2. Your 45s are off, to correct this recut your piece or pieces.
Trimming is done to improve the fit on the corners. You can trim with your miter saw or use a hand plane to cut away very small amount.
Rarely do you have a frame with out any gaps. Large gaps and gaps on the outside of a corner will need to be trimmed away. Smaller gaps and gaps inside the corner can be filled with wood putty later. (Note you can only fill gaps with wood putty if you are using unfinished wood.)
Step 6: Gluing and Clamping
Dry fit you pieces, put them together in the clamp and tighten the clamp.
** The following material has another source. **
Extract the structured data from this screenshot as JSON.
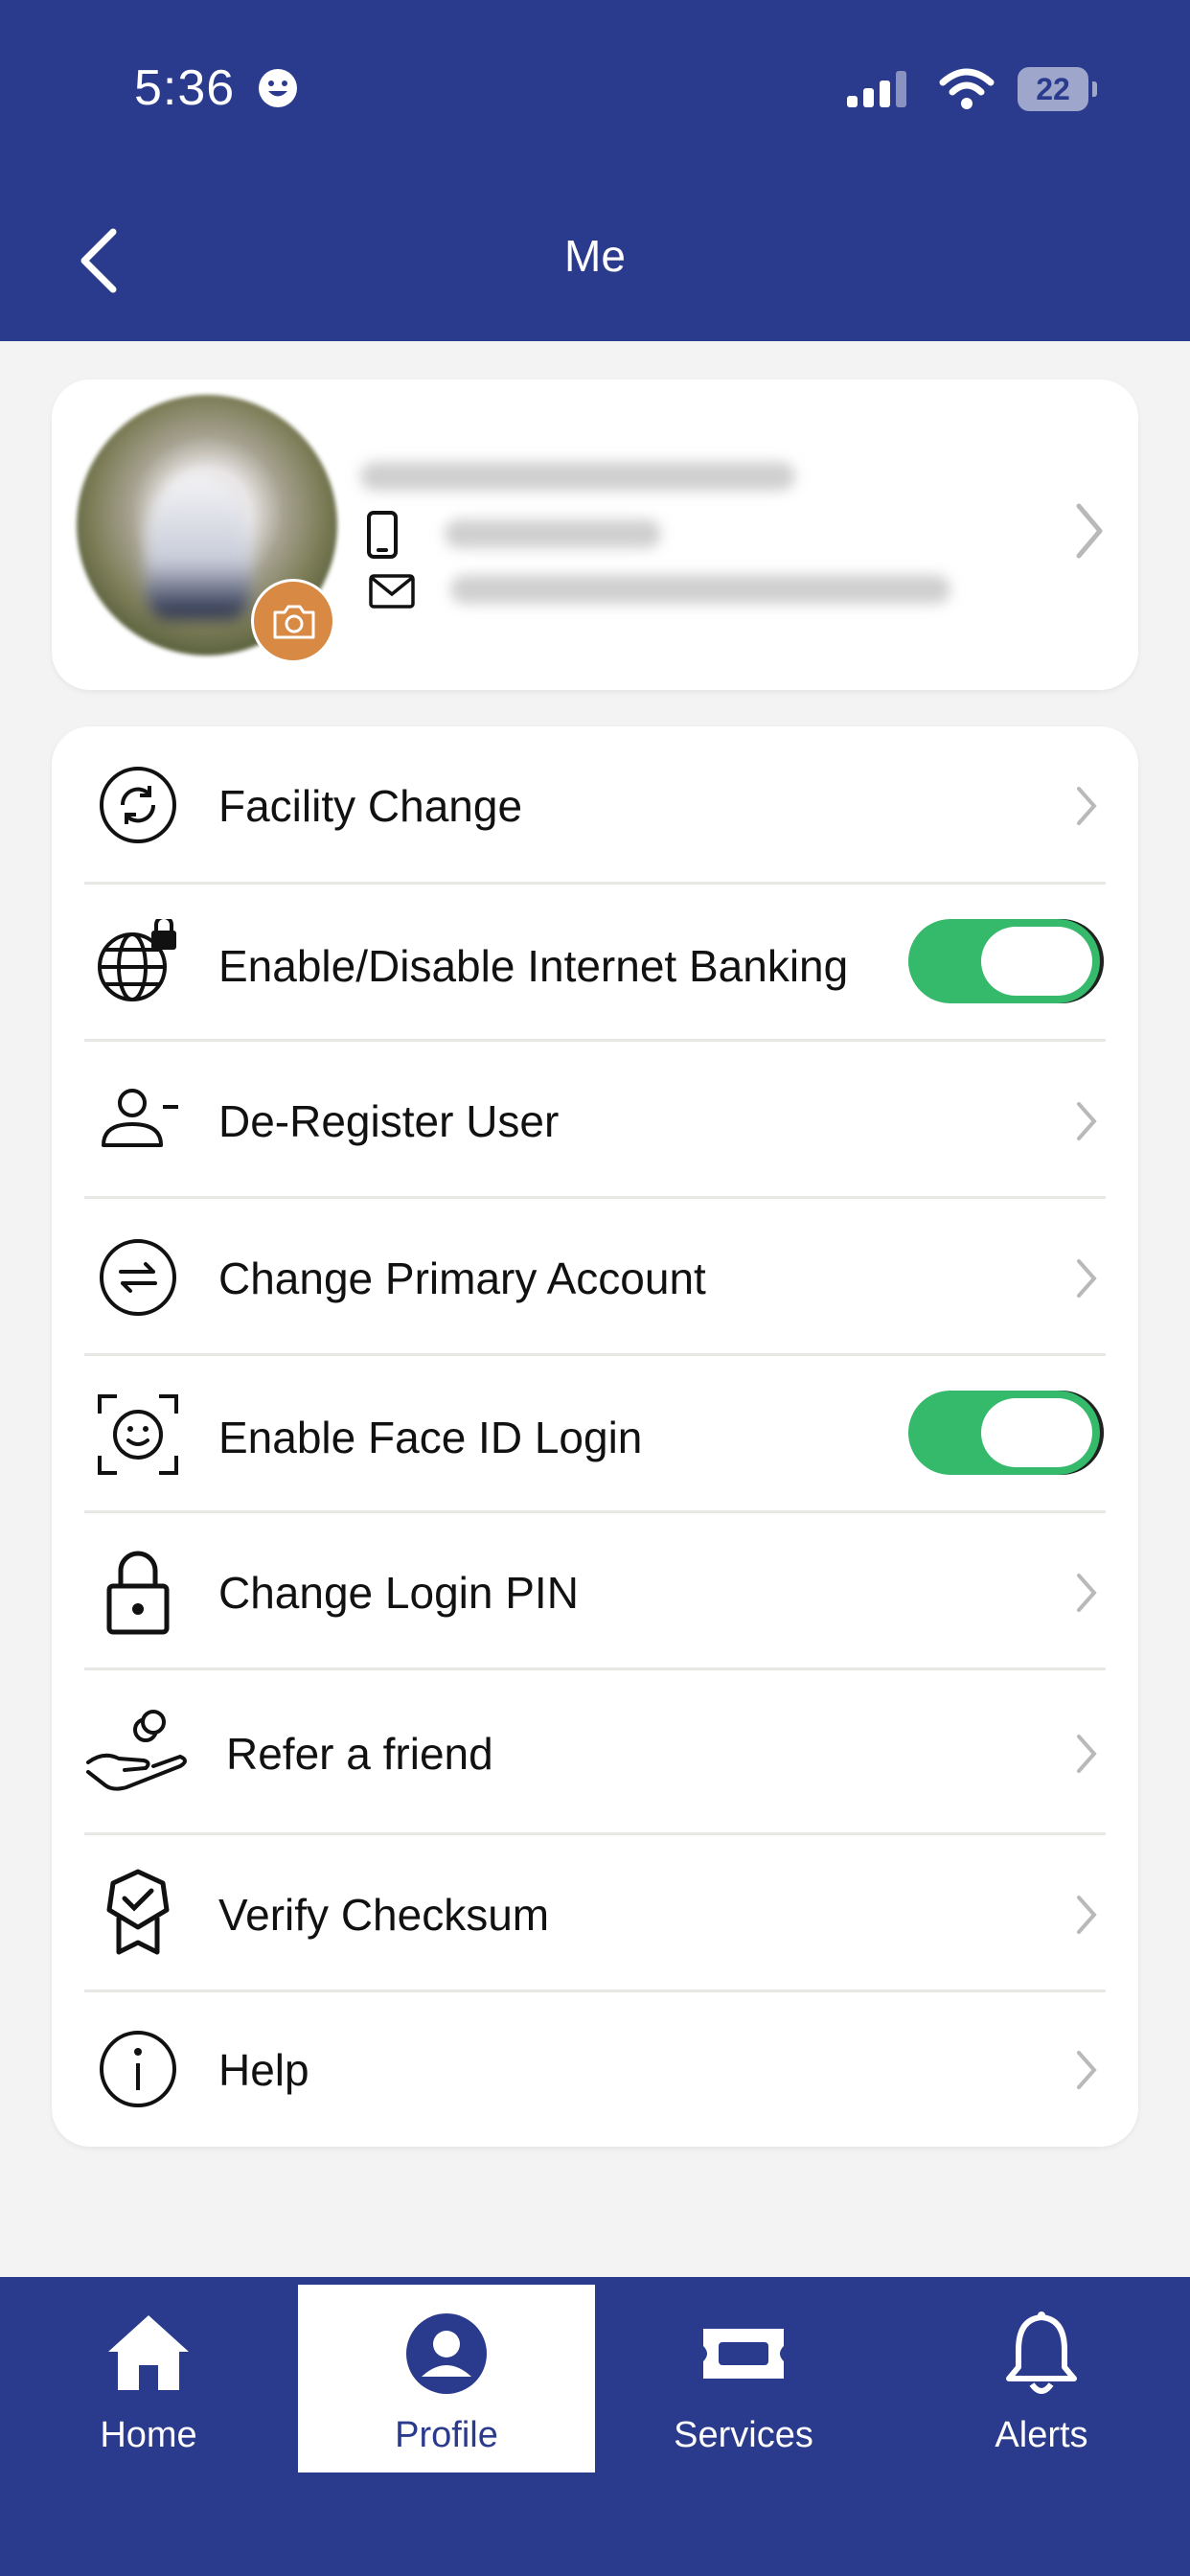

If everything fits together nicely you are ready to glue the frame together.
Apply generous amounts of glue to the both sides of the corners. Glue all the corners together at the same time.
Once you have applied glue tighten the band clamp around the frame. I tighten it until you can pluck the strap of the band clamp and it gives you a sound like a guitar string.
Wipe away excess glue with a wet sponge!
Step 7: Sanding
Once the glue has cured and your frame is dry it is time to sand. First fill any gaps with wood putty then sand by the method of your choice. Hand sanding, palm sander, pneumatic sander, etc.
Step 8: Laser Engraving (If You Have Access to a Laser)
My school does not have a laser, but the neighboring high school does. The teacher there graciously lets me come over and use it from time to time.
Laser engraving can add a great deal of personalization, creativity, and personality to any project.
This was going to be a just a frame. Now it is a frame that commerates the birth of my best friend's son.
Step 9: Attaching Hardware
The first framing hardware that you will need are tabs to hold the glass, picture, and backing in place. You can buy tabs from any craft/hardware store, but I prefer to make my own. I made the tabs for this frame from scrap wood and use a 3/8" screw to hold them in place.
There are many different types of hanger hardware you can buy. I have 2 types in the picture. But I prefer a 1/4" hole. It is cheaper than store bought hardware. But more importantly a hole for hanging allows the frame to lay flush against the wall.
Step 10: Staining and Finishing
After sanding and mounting your hardware apply a stain (if desired). Even if you do not apply a stain you will want to apply a clear coat finish like a varnish or polyurethane. My personal favorite is spray varnish, it dries quickly and looks great.
Step 11: Glass
I use plexiglass (acrylic) for my frames. It is cheap, safe, and you can cut it. You can get real glass or plexiglass at a hardware store and they will also cut it for you. But for a small frame like this you can use scrap plexiglass. The chain hardware stores will give you scraps or sell them to you for pennies.
You can cut plexiglass many ways, but I have had the best results by scoring a line with an acrylic knife or utility knife. Then breaking the glass over the edge of a table.
Step 12: Mounting Your Picture
Make a sandwich: Glass on top, picture in the middle, and some type of backing to support the picture.
Backing can be scrapwood, cardboard, paper from a cereal box or case of beer.
Place all this in the back of the frame glass down. Tighten your tabs to hold the sandwich in place.
You can also add mat board to the picture if desired.
Step 13: Finished Frame
Now your frame is complete. Made for a fraction or next to nothing compared what it would cost at a frame shop.
You are ready to hang it on the wall or give it as a gift.